In situ Dimensional Characterization of Magnetic Nanoparticle Clusters during Induction Heating
Hayden Carlton, Kathryn L. Krycka, Markus Bleuel, David Huitink

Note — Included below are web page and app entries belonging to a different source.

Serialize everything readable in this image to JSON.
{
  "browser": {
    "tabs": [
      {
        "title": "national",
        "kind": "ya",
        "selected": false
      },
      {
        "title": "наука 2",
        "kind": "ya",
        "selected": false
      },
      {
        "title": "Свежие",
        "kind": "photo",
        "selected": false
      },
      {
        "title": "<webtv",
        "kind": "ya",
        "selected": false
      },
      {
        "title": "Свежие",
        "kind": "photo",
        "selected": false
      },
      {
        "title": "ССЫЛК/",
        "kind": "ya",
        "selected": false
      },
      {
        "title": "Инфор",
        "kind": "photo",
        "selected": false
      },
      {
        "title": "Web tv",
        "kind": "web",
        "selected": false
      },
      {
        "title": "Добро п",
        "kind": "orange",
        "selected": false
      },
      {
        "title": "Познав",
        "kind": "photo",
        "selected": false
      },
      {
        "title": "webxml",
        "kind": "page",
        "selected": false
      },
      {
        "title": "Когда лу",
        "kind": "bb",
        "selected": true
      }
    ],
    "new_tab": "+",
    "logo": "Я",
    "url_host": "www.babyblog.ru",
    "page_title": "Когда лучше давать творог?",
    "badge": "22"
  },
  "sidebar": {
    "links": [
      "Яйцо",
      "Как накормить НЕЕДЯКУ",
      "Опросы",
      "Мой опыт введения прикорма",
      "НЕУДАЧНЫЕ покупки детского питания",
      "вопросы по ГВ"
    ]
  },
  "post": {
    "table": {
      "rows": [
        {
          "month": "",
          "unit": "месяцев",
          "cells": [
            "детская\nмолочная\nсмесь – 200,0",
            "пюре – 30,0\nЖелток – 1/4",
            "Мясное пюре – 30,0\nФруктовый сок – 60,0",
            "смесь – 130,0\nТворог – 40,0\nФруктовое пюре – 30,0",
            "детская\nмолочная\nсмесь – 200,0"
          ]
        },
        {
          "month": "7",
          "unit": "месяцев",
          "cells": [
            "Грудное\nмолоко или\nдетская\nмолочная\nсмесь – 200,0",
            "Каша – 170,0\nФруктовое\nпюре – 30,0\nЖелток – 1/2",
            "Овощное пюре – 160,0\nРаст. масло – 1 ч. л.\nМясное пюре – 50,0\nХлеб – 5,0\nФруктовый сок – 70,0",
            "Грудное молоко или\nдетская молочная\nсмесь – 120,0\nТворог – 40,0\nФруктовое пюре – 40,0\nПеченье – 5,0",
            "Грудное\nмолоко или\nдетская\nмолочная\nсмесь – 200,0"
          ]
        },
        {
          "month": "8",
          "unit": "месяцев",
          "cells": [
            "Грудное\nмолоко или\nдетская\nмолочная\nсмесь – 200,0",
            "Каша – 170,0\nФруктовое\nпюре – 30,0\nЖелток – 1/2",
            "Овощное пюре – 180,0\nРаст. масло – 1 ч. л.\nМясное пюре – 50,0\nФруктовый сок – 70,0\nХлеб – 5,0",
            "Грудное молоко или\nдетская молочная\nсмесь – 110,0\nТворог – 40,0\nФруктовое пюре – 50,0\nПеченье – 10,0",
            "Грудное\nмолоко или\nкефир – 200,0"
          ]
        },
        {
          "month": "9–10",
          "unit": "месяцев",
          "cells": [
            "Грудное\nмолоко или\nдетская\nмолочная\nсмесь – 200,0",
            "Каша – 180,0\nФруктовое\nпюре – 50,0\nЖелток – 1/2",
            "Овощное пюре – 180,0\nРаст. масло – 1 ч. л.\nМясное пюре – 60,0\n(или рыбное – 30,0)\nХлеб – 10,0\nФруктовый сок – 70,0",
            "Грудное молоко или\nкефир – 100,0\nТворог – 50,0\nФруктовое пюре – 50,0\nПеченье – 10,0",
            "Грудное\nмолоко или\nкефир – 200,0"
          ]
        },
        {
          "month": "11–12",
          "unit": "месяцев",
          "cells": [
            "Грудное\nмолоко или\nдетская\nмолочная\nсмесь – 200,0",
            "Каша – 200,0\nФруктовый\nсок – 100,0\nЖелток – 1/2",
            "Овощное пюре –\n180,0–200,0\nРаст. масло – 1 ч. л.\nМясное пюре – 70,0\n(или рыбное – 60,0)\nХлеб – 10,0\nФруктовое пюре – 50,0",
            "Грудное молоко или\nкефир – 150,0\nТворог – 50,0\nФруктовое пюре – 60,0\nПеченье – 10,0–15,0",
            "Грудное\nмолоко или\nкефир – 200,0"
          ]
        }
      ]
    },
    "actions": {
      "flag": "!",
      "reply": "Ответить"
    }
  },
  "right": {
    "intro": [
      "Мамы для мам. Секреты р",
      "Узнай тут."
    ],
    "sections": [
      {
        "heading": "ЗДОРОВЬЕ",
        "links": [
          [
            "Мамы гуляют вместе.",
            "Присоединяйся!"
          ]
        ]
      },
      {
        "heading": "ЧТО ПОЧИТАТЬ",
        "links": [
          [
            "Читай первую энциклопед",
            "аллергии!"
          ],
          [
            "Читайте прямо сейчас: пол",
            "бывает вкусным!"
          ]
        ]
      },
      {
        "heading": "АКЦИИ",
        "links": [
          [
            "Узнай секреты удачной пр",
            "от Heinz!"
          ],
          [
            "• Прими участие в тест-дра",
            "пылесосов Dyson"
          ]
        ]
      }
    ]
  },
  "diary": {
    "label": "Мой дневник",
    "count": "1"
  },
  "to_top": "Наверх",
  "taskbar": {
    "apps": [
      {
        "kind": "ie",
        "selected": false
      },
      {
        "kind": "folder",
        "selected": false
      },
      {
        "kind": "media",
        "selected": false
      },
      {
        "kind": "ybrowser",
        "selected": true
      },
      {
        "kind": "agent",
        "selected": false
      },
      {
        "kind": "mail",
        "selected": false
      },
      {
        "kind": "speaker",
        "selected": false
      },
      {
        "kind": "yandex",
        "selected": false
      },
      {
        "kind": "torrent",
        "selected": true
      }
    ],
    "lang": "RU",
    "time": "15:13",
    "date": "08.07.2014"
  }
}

The study and fundamental understanding of magnetic nanoparticle induction heating remain critical for the advancement of magnetic hyperthermia technologies. Complete characterization of not only the nanoparticles themselves but their inter-particle behavior in a sample matrix is necessary to accurately predict their heating response. Herein, an in situ method for measuring the extent of nanoparticle clustering during induction heating using small-angle and ultra-small-angle neutron scattering facilities at the NIST Center for Neutron Research is described and implemented by comparing two sets of iron oxide nanoparticles with differing structures and magnetic properties. By fitting the scattering profiles to a piecewise model covering a wide Q-range, the magnitude of nanoparticle clustering during induction heating was quantified. Observations of the low-Q intensity before and after heating also allowed for relative measurement of the cluster volume fraction during heating. The use of this method could prove to be advantageous in both developing more encompassing models to describe magnetic nanoparticle dynamics during heating as well as optimizing nanoparticle synthesis techniques to reduce aggregation during heating.
, Krycka, K.
, Bleuel, M.
and Huitink, D.
In situ Dimensional Characterization of Magnetic Nanoparticle Clusters during Induction Heating, Particle & Particle Systems Characterization, [online], https://tsapps.nist.gov/publication/get_pdf.cfm?pub_id=929276
(Accessed December 5, 2023)